▶ _Task requirements_: Beginning with the line containing "Output a JSON" and going on through the line containing "Enumerate this screenshot's", the lines below are to be returned exactly, pictures excluded and nothing added.

====== Data records

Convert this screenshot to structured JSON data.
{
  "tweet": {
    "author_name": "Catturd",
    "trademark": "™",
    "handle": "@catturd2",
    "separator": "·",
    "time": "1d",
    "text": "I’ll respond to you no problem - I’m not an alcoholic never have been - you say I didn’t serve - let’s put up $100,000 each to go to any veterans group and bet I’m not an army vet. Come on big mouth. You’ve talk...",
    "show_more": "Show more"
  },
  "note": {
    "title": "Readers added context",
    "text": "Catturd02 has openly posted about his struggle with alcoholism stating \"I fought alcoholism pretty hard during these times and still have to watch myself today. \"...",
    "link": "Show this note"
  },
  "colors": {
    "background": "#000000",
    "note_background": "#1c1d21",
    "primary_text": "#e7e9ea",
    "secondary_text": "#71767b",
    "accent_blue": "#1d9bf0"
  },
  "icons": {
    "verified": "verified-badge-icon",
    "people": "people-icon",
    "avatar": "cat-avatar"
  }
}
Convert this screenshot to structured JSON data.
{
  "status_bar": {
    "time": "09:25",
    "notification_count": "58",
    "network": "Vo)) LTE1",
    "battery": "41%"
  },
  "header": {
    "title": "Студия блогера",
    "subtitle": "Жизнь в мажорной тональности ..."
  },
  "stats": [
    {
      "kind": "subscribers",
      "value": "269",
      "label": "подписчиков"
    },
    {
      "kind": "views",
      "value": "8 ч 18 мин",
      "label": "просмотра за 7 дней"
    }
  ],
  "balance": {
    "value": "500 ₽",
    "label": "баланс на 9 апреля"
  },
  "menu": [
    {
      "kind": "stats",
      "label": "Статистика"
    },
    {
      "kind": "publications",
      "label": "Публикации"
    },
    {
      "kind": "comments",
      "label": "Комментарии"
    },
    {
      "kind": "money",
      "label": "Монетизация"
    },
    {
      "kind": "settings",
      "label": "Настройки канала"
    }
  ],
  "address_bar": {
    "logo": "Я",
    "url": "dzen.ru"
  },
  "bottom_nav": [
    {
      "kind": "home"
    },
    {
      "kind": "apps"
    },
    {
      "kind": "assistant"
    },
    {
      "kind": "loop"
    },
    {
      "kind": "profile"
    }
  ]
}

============
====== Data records

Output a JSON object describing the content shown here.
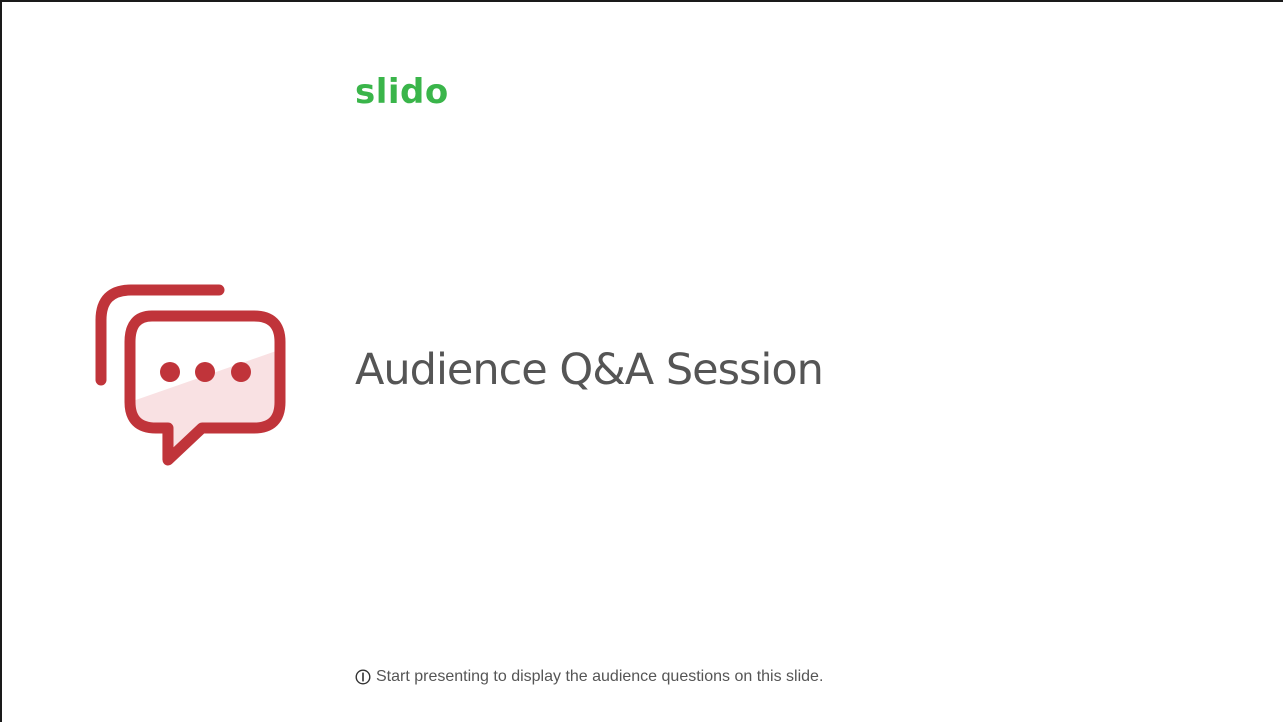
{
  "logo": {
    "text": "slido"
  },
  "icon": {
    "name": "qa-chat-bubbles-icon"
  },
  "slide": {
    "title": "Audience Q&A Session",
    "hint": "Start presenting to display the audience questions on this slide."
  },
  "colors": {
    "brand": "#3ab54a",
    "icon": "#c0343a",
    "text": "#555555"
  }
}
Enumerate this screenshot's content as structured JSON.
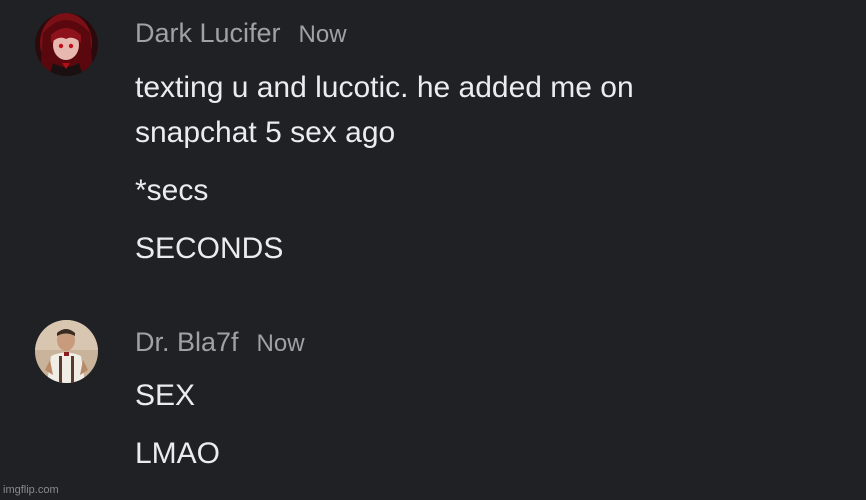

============
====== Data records

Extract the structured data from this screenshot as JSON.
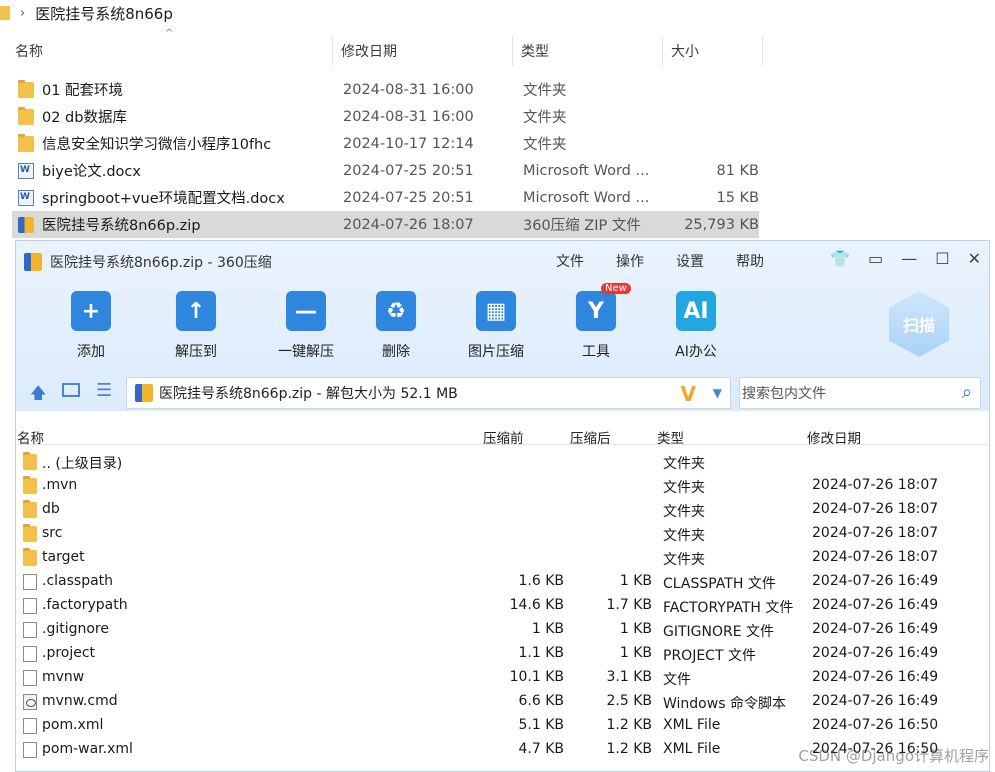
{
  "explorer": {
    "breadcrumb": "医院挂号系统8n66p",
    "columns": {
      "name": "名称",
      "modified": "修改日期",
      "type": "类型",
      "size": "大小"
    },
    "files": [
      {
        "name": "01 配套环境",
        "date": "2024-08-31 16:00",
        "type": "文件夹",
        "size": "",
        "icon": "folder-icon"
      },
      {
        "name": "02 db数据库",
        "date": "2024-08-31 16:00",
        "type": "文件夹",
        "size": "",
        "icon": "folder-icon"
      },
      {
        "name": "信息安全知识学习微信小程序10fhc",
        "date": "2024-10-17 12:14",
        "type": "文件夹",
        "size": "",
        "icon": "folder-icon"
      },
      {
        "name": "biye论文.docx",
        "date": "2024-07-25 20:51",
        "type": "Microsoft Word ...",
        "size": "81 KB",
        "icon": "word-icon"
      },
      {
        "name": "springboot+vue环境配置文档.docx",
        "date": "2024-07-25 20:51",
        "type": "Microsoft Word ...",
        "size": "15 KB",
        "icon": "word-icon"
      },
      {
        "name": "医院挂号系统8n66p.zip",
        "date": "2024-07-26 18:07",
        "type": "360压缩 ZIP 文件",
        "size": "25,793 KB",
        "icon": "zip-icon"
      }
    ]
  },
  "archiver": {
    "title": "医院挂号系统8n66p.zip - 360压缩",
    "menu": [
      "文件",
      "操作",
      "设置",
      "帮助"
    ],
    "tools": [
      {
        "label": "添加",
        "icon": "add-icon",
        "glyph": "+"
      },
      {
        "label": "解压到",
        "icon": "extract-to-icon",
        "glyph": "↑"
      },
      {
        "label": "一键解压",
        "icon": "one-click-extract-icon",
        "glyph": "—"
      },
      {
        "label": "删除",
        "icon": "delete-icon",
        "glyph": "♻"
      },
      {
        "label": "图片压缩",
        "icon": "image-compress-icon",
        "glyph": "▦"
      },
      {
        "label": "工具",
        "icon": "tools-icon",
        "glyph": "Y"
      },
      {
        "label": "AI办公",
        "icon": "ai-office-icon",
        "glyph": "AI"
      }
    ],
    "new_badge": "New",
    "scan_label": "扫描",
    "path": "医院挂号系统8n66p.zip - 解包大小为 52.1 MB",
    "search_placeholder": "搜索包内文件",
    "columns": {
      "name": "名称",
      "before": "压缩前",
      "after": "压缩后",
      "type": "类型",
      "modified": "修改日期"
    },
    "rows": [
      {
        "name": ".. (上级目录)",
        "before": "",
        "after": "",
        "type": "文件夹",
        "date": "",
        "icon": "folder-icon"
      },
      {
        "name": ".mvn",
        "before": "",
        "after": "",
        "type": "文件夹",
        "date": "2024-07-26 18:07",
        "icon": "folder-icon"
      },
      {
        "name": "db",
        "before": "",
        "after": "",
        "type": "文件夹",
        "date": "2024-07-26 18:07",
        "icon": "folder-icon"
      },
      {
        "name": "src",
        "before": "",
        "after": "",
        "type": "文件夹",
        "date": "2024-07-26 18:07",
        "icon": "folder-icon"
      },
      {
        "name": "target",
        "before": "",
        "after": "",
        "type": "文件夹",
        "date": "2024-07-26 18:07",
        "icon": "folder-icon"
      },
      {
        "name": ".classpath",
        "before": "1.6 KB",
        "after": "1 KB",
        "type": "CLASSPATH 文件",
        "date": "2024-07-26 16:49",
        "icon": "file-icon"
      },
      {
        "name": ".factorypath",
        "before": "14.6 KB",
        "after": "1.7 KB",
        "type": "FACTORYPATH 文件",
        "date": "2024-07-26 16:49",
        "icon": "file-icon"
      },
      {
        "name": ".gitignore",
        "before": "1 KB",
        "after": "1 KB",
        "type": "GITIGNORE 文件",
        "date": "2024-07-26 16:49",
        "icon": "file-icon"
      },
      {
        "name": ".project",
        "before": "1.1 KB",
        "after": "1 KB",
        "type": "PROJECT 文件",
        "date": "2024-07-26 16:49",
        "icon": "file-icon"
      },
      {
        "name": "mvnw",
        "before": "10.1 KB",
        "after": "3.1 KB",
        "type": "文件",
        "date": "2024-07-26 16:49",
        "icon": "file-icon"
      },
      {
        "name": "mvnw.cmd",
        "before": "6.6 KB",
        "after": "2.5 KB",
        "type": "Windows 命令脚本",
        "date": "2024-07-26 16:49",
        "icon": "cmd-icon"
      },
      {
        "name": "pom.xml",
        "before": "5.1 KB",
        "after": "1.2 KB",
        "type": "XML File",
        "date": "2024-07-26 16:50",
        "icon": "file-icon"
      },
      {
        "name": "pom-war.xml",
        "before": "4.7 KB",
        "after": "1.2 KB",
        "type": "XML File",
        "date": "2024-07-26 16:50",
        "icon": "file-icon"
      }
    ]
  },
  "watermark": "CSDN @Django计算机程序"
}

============

▶ _Written solution_:
Output a JSON object describing the content shown here.
{
  "logo": {
    "text": "slido"
  },
  "icon": {
    "name": "qa-chat-bubbles-icon"
  },
  "slide": {
    "title": "Audience Q&A Session",
    "hint": "Start presenting to display the audience questions on this slide."
  },
  "colors": {
    "brand": "#3ab54a",
    "icon": "#c0343a",
    "text": "#555555"
  }
}
Enumerate this screenshot's content as structured JSON.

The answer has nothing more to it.